Autism One Conference

Thank you very much for having me here with you this morning.  I appreciate being able to say a few words before you start your day.  Let me start by congratulating you.  Your work is crucial to the lives of so many people.

Today is Hallowe’en and kids across North America are excited – planning their costumes, thinking about their loot, early waiting for darkness to come.  But you, more than anyone else, know that there are other kids out there, right now, struggling with ASD and for them Hallowe’en is scarier than it was ever meant to be.

For some of them, the door-to-door of Trick or Treating is unthinkable.  The idea of putting on a costume unbearable.  The disruption in their routine tonight could make them extremely uncomfortable.

Their parents will cope.  They will adapt.  Their siblings will carry on, perhaps sighing with resignation or getting frustrated.  The family will work around it just like they do every day drawing on their inner strength, patience, creativity, and love to give this special child what he or she needs.

We know the stresses are enormous.

And recently we were reminded of the tragedy that can result from families not being able to cope with the challenges of ASD.

So that’s where you come in.  There is an urgent need to solve this intricate, complicated, and difficult puzzle we call Autism Spectrum Disorder and we can’t do it alone.

I have had the good fortune to meet people with ASD and their families, researchers, and advocates over the last five years.  There is so much I have learned.  I have learned that ASD affects individuals in very different ways and the way that families and friends help and support their loved ones with ASD is just as diverse.  And certainly we know that provinces all approach ASD in a different way in terms of what they fund and how much they fund.

But no matter what we decide to do as policy-makers, as politicians, as parents and friends, we need you to do your work so that we can make sound and reasonable decisions.

People have asked me, “why are interested in autism?  Why are you involved?”  So I tell them about Timmy.

Timmy would be 40 this year and I think it’s fair to say that we’ve come a long way when it comes to Down Syndrome and other intellectual disabilities.  We no longer use the offensive language we used to use – the hurtful words to describe someone with Down Syndrome.

But the time has come for us to make the same progress for autism.  We need to open our minds and open our hearts so that we can create a society that is more accepting.
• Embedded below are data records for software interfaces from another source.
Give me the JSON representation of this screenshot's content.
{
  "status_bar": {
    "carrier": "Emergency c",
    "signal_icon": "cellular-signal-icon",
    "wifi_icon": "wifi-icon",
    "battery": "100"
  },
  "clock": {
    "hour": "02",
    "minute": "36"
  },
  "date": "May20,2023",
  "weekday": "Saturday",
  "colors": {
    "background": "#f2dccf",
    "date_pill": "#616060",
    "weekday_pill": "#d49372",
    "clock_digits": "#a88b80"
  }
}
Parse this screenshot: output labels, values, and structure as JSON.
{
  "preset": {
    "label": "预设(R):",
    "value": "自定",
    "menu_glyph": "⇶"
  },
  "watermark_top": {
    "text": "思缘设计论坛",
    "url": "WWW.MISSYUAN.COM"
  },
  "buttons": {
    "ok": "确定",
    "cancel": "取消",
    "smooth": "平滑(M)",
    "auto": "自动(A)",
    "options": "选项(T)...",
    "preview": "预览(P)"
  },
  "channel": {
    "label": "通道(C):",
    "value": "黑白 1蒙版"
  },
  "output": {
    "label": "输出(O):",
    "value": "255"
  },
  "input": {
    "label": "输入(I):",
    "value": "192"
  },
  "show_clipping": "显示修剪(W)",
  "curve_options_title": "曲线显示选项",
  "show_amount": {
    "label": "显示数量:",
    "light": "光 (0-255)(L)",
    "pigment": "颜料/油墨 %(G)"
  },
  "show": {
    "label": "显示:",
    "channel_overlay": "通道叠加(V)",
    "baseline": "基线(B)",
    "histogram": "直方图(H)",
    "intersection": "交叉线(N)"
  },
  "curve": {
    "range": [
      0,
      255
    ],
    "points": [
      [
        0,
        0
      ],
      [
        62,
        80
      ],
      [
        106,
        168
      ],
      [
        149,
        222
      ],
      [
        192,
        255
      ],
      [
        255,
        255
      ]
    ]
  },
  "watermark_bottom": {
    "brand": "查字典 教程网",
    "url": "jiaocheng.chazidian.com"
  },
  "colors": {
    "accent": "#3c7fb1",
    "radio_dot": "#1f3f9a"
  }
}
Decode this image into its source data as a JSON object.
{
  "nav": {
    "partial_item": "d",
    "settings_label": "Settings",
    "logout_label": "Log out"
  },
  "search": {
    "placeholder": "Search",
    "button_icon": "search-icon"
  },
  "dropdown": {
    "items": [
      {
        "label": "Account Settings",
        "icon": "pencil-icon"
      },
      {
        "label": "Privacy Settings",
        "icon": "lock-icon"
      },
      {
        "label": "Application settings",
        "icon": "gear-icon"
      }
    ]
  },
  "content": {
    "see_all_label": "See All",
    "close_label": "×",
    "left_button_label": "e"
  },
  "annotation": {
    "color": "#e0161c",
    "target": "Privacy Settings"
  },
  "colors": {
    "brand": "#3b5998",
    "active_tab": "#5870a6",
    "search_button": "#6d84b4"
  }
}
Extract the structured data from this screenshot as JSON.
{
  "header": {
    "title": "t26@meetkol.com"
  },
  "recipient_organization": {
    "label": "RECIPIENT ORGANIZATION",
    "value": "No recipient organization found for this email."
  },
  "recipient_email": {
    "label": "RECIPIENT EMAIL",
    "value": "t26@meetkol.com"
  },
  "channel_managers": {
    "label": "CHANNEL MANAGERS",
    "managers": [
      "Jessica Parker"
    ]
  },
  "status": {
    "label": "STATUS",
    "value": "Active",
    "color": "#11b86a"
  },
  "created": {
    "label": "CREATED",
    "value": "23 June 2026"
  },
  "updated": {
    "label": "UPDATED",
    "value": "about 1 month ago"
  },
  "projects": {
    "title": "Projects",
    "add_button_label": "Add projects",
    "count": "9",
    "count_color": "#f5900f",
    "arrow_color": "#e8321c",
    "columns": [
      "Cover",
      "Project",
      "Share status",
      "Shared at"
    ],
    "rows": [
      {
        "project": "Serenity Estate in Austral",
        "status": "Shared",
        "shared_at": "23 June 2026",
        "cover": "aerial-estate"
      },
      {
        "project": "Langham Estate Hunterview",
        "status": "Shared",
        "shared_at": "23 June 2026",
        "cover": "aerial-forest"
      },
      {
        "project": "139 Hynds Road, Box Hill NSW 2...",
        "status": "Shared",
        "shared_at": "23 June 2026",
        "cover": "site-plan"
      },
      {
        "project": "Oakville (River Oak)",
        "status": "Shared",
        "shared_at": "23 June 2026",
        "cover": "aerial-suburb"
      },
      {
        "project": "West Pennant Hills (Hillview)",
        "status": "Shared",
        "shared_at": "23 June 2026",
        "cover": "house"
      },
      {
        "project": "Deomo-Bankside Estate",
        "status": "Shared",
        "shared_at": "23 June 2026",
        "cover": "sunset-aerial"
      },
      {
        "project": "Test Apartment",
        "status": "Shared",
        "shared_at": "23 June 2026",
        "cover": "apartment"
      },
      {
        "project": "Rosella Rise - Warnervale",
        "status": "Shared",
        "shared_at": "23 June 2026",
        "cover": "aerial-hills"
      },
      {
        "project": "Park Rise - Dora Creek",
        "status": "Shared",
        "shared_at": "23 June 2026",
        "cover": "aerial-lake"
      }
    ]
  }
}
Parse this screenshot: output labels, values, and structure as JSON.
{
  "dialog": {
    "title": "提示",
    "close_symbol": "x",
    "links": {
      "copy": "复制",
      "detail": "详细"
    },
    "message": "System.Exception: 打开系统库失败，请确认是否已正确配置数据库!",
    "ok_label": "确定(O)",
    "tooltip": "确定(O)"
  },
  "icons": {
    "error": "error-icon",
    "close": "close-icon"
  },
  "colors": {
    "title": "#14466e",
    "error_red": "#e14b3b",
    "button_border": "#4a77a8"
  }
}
But we also need to do more to help people with ASD.  And we are counting on you to help us.

I think this must be a very exciting time for researchers and practitioners.
You are detectives trying to solve several mysteries – what causes ASD?  What are our treatment options? How can we help friends and family of those with ASD?

The Senate Committee on Social Affairs, Science and Technology heard from many people when we conducted our inquiry into autism.  Our final report, Pay Now or Pay Later Autism Families in Crisis called for a national strategy for ASD.  This strategy must include research, treatment options and building greater awareness among all Canadians about ASD.

We don’t have that strategy yet.

But research is one area where the government has shown itself willing to take action.  I urge you to take advantage of this momentum and to keep pushing for more funding.  And I ask that you find a spirit of cooperation in your work.  Keep an open mind and listen to each other.

Please think about the families who are looking to you for answers.  They need you to continue your good work. It won’t change what they’re going through today, tomorrow, next week, or maybe even next year.  But inevitably, your work will offer answers.  Answers that offer hope.

Keep up your good work!  For my part, I will keep pushing government to do more for ASD and to support your essential detective work.  We want you to go full steam ahead.  The more and better work you are able to do, the sooner more families with ASD will be having good days, day after day.  The sooner Hallowe’en will be a holiday ALL children will enjoy.

Thank you very much.